So. The bottom line is I find daily life here in Montréal exceptionally alienating (because I don't speak the language, and I likely never will unless I give up at least one of the jobs that I genuinely love) and extremely lonely (because I don't feel like I have anyone here in town to just call up on the phone and invite over to play video games). And as a result, I spend more time on the computer than any reasonable human being really ought to. ;) It's great for Drupal, but not quite so great for my general self-esteem and mental health. ;)
When I flew out to Open Web Vancouver in June, it felt like coming home.
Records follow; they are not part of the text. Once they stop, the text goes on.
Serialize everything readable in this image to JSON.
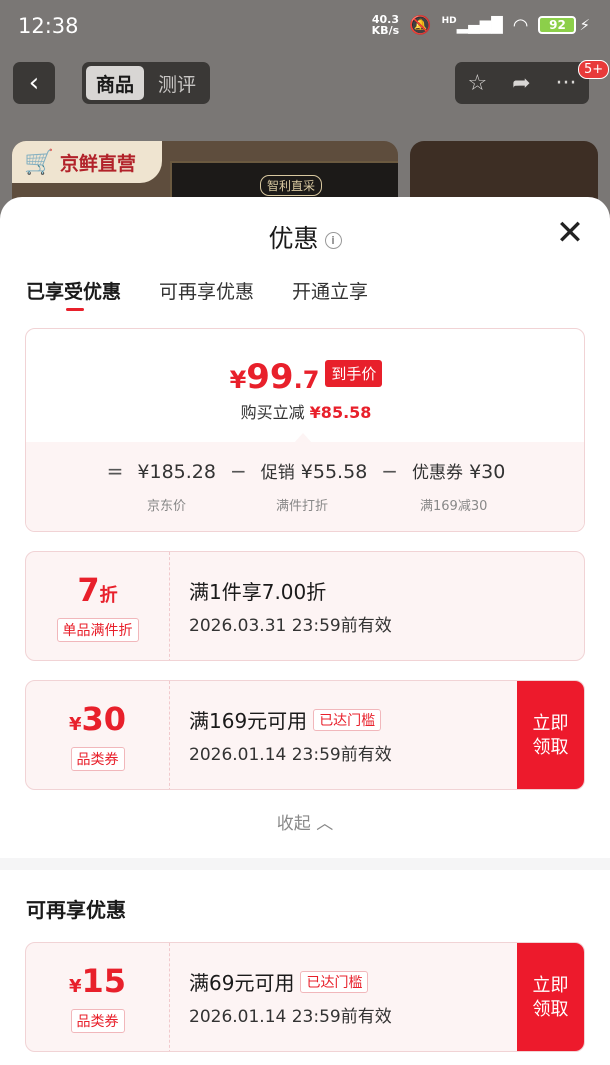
{
  "status": {
    "time": "12:38",
    "net_speed": "40.3",
    "net_unit": "KB/s",
    "hd": "HD",
    "battery": "92"
  },
  "nav": {
    "back": "‹",
    "tab_product": "商品",
    "tab_review": "测评",
    "badge": "5+"
  },
  "banner": {
    "store": "京鲜直营",
    "box_text": "智利直采"
  },
  "sheet": {
    "title": "优惠",
    "tabs": [
      "已享受优惠",
      "可再享优惠",
      "开通立享"
    ],
    "summary": {
      "currency": "¥",
      "price_int": "99",
      "price_dec": ".7",
      "final_label": "到手价",
      "instant_label": "购买立减",
      "instant_amount": "¥85.58",
      "breakdown": {
        "eq": "=",
        "jd_price": "¥185.28",
        "minus1": "−",
        "promo_label": "促销",
        "promo_value": "¥55.58",
        "minus2": "−",
        "coupon_label": "优惠券",
        "coupon_value": "¥30",
        "jd_price_label": "京东价",
        "promo_note": "满件打折",
        "coupon_note": "满169减30"
      }
    },
    "coupons": [
      {
        "amount": "7",
        "unit": "折",
        "tag": "单品满件折",
        "title": "满1件享7.00折",
        "date": "2026.03.31 23:59前有效"
      },
      {
        "currency": "¥",
        "amount": "30",
        "tag": "品类券",
        "title": "满169元可用",
        "threshold": "已达门槛",
        "date": "2026.01.14 23:59前有效",
        "button": "立即\n领取"
      }
    ],
    "collapse": "收起",
    "section2_title": "可再享优惠",
    "more_coupons": [
      {
        "currency": "¥",
        "amount": "15",
        "tag": "品类券",
        "title": "满69元可用",
        "threshold": "已达门槛",
        "date": "2026.01.14 23:59前有效",
        "button": "立即\n领取"
      }
    ]
  }
}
This is both because it was literally like coming home -- my first-ever Drupalcon was in Vancouver, which directly led to a number of life-changing events, as well as great friendships that last to this very day -- but also because there's just something... I don't know... magical about Vancouver. I first visited there when I was a kid and our parents drove us all around the US and Canada one summer vacation. I've been back 4-5 times since then. Each time I'm there, I'm filled with wonder and happiness. It really made that particular trip back to Montréal even more dark and depressing than usual.
So Marci and I have had a heart-to-heart talk. And we're headed to Vancouver on Saturday for a week -- laptop free! -- to have as much fun as possible. To see if it'd work to make Vancouver our home base for the next ten+ years of our relationship. I'm both terrified and excited about the possibility. We'll see how it goes...